··· AVAILABLE DATA

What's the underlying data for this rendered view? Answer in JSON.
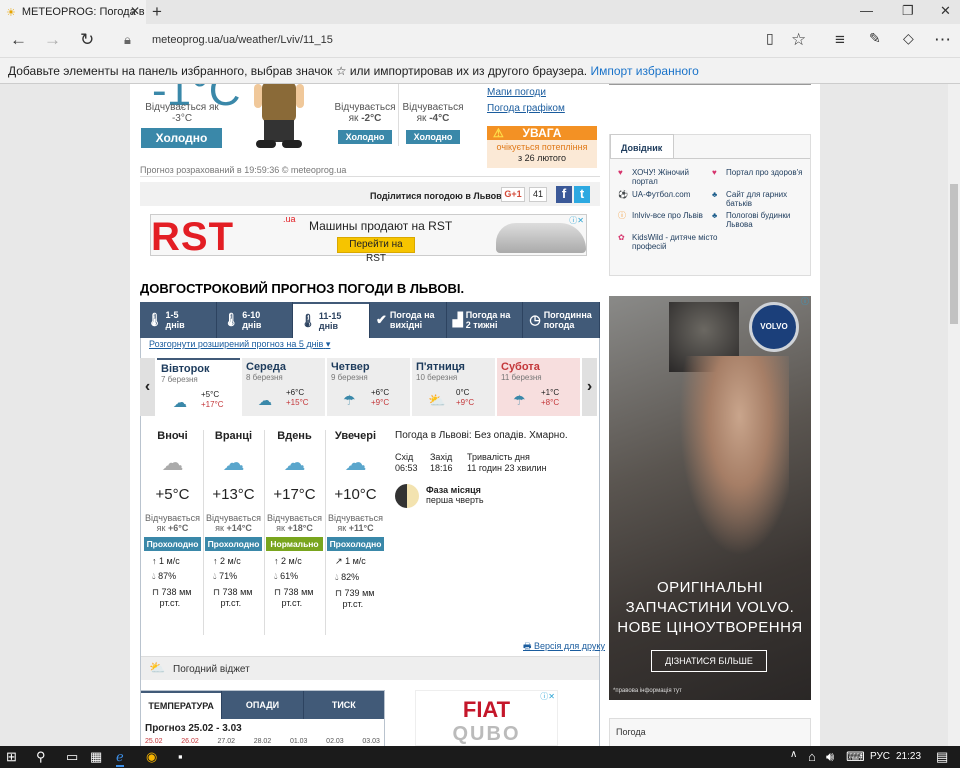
{
  "browser": {
    "tab_title": "METEOPROG: Погода в",
    "url": "meteoprog.ua/ua/weather/Lviv/11_15",
    "favorites_hint": "Добавьте элементы на панель избранного, выбрав значок ☆ или импортировав их из другого браузера.",
    "favorites_link": "Импорт избранного"
  },
  "current": {
    "temp": "-1°C",
    "feels_label": "Відчувається як",
    "feels_value": "-3°C",
    "status": "Холодно",
    "col2_feels_label": "Відчувається",
    "col2_feels_prefix": "як",
    "col2_feels_value": "-2°C",
    "col2_status": "Холодно",
    "col3_feels_label": "Відчувається",
    "col3_feels_prefix": "як",
    "col3_feels_value": "-4°C",
    "col3_status": "Холодно",
    "calc_time": "Прогноз розрахований в 19:59:36 © meteoprog.ua",
    "maps_link": "Мапи погоди",
    "chart_link": "Погода графіком",
    "warning_title": "УВАГА",
    "warning_text1": "очікується потепління",
    "warning_text2": "з 26 лютого"
  },
  "share": {
    "label": "Поділитися погодою в Львові:",
    "gplus": "G+1",
    "count": "41",
    "fb": "f",
    "tw": "t"
  },
  "ad_rst": {
    "logo": "RST",
    "logo_sup": ".ua",
    "text": "Машины продают на RST",
    "button": "Перейти на RST"
  },
  "section_title": "ДОВГОСТРОКОВИЙ ПРОГНОЗ ПОГОДИ В ЛЬВОВІ.",
  "tabs": [
    {
      "l1": "1-5",
      "l2": "днів"
    },
    {
      "l1": "6-10",
      "l2": "днів"
    },
    {
      "l1": "11-15",
      "l2": "днів"
    },
    {
      "l1": "Погода на",
      "l2": "вихідні"
    },
    {
      "l1": "Погода на",
      "l2": "2 тижні"
    },
    {
      "l1": "Погодинна",
      "l2": "погода"
    }
  ],
  "expand_link": "Розгорнути розширений прогноз на 5 днів",
  "days": [
    {
      "name": "Вівторок",
      "date": "7 березня",
      "min": "+5°C",
      "max": "+17°C"
    },
    {
      "name": "Середа",
      "date": "8 березня",
      "min": "+6°C",
      "max": "+15°C"
    },
    {
      "name": "Четвер",
      "date": "9 березня",
      "min": "+6°C",
      "max": "+9°C"
    },
    {
      "name": "П'ятниця",
      "date": "10 березня",
      "min": "0°C",
      "max": "+9°C"
    },
    {
      "name": "Субота",
      "date": "11 березня",
      "min": "+1°C",
      "max": "+8°C"
    }
  ],
  "periods": [
    {
      "name": "Вночі",
      "temp": "+5°C",
      "feels1": "Відчувається",
      "feels2": "як",
      "feels_val": "+6°C",
      "badge": "Прохолодно",
      "wind": "1 м/с",
      "hum": "87%",
      "press1": "738 мм",
      "press2": "рт.ст."
    },
    {
      "name": "Вранці",
      "temp": "+13°C",
      "feels1": "Відчувається",
      "feels2": "як",
      "feels_val": "+14°C",
      "badge": "Прохолодно",
      "wind": "2 м/с",
      "hum": "71%",
      "press1": "738 мм",
      "press2": "рт.ст."
    },
    {
      "name": "Вдень",
      "temp": "+17°C",
      "feels1": "Відчувається",
      "feels2": "як",
      "feels_val": "+18°C",
      "badge": "Нормально",
      "wind": "2 м/с",
      "hum": "61%",
      "press1": "738 мм",
      "press2": "рт.ст."
    },
    {
      "name": "Увечері",
      "temp": "+10°C",
      "feels1": "Відчувається",
      "feels2": "як",
      "feels_val": "+11°C",
      "badge": "Прохолодно",
      "wind": "1 м/с",
      "hum": "82%",
      "press1": "739 мм",
      "press2": "рт.ст."
    }
  ],
  "summary": {
    "text": "Погода в Львові: Без опадів. Хмарно.",
    "sunrise_label": "Схід",
    "sunrise": "06:53",
    "sunset_label": "Захід",
    "sunset": "18:16",
    "daylen_label": "Тривалість дня",
    "daylen": "11 годин 23 хвилин",
    "moon_label": "Фаза місяця",
    "moon_value": "перша чверть"
  },
  "print_link": "Версія для друку",
  "widget_label": "Погодний віджет",
  "bottom_tabs": [
    "ТЕМПЕРАТУРА",
    "ОПАДИ",
    "ТИСК"
  ],
  "bottom_forecast": "Прогноз 25.02 - 3.03",
  "bottom_dates": [
    "25.02",
    "26.02",
    "27.02",
    "28.02",
    "01.03",
    "02.03",
    "03.03"
  ],
  "fiat": {
    "brand": "FIAT",
    "model": "QUBO"
  },
  "sidebar": {
    "title": "Довідник",
    "items": [
      "ХОЧУ! Жіночий портал",
      "Портал про здоров'я",
      "UA-Футбол.com",
      "Сайт для гарних батьків",
      "Inlviv-все про Львів",
      "Пологові будинки Львова",
      "KidsWild - дитяче місто професій"
    ],
    "bottom_title": "Погода"
  },
  "volvo": {
    "brand": "VOLVO",
    "line1": "ОРИГІНАЛЬНІ",
    "line2": "ЗАПЧАСТИНИ VOLVO.",
    "line3": "НОВЕ ЦІНОУТВОРЕННЯ",
    "button": "ДІЗНАТИСЯ БІЛЬШЕ",
    "footnote": "*правова інформація тут"
  },
  "taskbar": {
    "lang": "РУС",
    "time": "21:23"
  }
}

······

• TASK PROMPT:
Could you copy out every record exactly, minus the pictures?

• RESULT FOR THIS EXERCISE:
What's the underlying data for this rendered view? Answer in JSON.
{
  "browser": {
    "tab_title": "METEOPROG: Погода в",
    "url": "meteoprog.ua/ua/weather/Lviv/11_15",
    "favorites_hint": "Добавьте элементы на панель избранного, выбрав значок ☆ или импортировав их из другого браузера.",
    "favorites_link": "Импорт избранного"
  },
  "current": {
    "temp": "-1°C",
    "feels_label": "Відчувається як",
    "feels_value": "-3°C",
    "status": "Холодно",
    "col2_feels_label": "Відчувається",
    "col2_feels_prefix": "як",
    "col2_feels_value": "-2°C",
    "col2_status": "Холодно",
    "col3_feels_label": "Відчувається",
    "col3_feels_prefix": "як",
    "col3_feels_value": "-4°C",
    "col3_status": "Холодно",
    "calc_time": "Прогноз розрахований в 19:59:36 © meteoprog.ua",
    "maps_link": "Мапи погоди",
    "chart_link": "Погода графіком",
    "warning_title": "УВАГА",
    "warning_text1": "очікується потепління",
    "warning_text2": "з 26 лютого"
  },
  "share": {
    "label": "Поділитися погодою в Львові:",
    "gplus": "G+1",
    "count": "41",
    "fb": "f",
    "tw": "t"
  },
  "ad_rst": {
    "logo": "RST",
    "logo_sup": ".ua",
    "text": "Машины продают на RST",
    "button": "Перейти на RST"
  },
  "section_title": "ДОВГОСТРОКОВИЙ ПРОГНОЗ ПОГОДИ В ЛЬВОВІ.",
  "tabs": [
    {
      "l1": "1-5",
      "l2": "днів"
    },
    {
      "l1": "6-10",
      "l2": "днів"
    },
    {
      "l1": "11-15",
      "l2": "днів"
    },
    {
      "l1": "Погода на",
      "l2": "вихідні"
    },
    {
      "l1": "Погода на",
      "l2": "2 тижні"
    },
    {
      "l1": "Погодинна",
      "l2": "погода"
    }
  ],
  "expand_link": "Розгорнути розширений прогноз на 5 днів",
  "days": [
    {
      "name": "Вівторок",
      "date": "7 березня",
      "min": "+5°C",
      "max": "+17°C"
    },
    {
      "name": "Середа",
      "date": "8 березня",
      "min": "+6°C",
      "max": "+15°C"
    },
    {
      "name": "Четвер",
      "date": "9 березня",
      "min": "+6°C",
      "max": "+9°C"
    },
    {
      "name": "П'ятниця",
      "date": "10 березня",
      "min": "0°C",
      "max": "+9°C"
    },
    {
      "name": "Субота",
      "date": "11 березня",
      "min": "+1°C",
      "max": "+8°C"
    }
  ],
  "periods": [
    {
      "name": "Вночі",
      "temp": "+5°C",
      "feels1": "Відчувається",
      "feels2": "як",
      "feels_val": "+6°C",
      "badge": "Прохолодно",
      "wind": "1 м/с",
      "hum": "87%",
      "press1": "738 мм",
      "press2": "рт.ст."
    },
    {
      "name": "Вранці",
      "temp": "+13°C",
      "feels1": "Відчувається",
      "feels2": "як",
      "feels_val": "+14°C",
      "badge": "Прохолодно",
      "wind": "2 м/с",
      "hum": "71%",
      "press1": "738 мм",
      "press2": "рт.ст."
    },
    {
      "name": "Вдень",
      "temp": "+17°C",
      "feels1": "Відчувається",
      "feels2": "як",
      "feels_val": "+18°C",
      "badge": "Нормально",
      "wind": "2 м/с",
      "hum": "61%",
      "press1": "738 мм",
      "press2": "рт.ст."
    },
    {
      "name": "Увечері",
      "temp": "+10°C",
      "feels1": "Відчувається",
      "feels2": "як",
      "feels_val": "+11°C",
      "badge": "Прохолодно",
      "wind": "1 м/с",
      "hum": "82%",
      "press1": "739 мм",
      "press2": "рт.ст."
    }
  ],
  "summary": {
    "text": "Погода в Львові: Без опадів. Хмарно.",
    "sunrise_label": "Схід",
    "sunrise": "06:53",
    "sunset_label": "Захід",
    "sunset": "18:16",
    "daylen_label": "Тривалість дня",
    "daylen": "11 годин 23 хвилин",
    "moon_label": "Фаза місяця",
    "moon_value": "перша чверть"
  },
  "print_link": "Версія для друку",
  "widget_label": "Погодний віджет",
  "bottom_tabs": [
    "ТЕМПЕРАТУРА",
    "ОПАДИ",
    "ТИСК"
  ],
  "bottom_forecast": "Прогноз 25.02 - 3.03",
  "bottom_dates": [
    "25.02",
    "26.02",
    "27.02",
    "28.02",
    "01.03",
    "02.03",
    "03.03"
  ],
  "fiat": {
    "brand": "FIAT",
    "model": "QUBO"
  },
  "sidebar": {
    "title": "Довідник",
    "items": [
      "ХОЧУ! Жіночий портал",
      "Портал про здоров'я",
      "UA-Футбол.com",
      "Сайт для гарних батьків",
      "Inlviv-все про Львів",
      "Пологові будинки Львова",
      "KidsWild - дитяче місто професій"
    ],
    "bottom_title": "Погода"
  },
  "volvo": {
    "brand": "VOLVO",
    "line1": "ОРИГІНАЛЬНІ",
    "line2": "ЗАПЧАСТИНИ VOLVO.",
    "line3": "НОВЕ ЦІНОУТВОРЕННЯ",
    "button": "ДІЗНАТИСЯ БІЛЬШЕ",
    "footnote": "*правова інформація тут"
  },
  "taskbar": {
    "lang": "РУС",
    "time": "21:23"
  }
}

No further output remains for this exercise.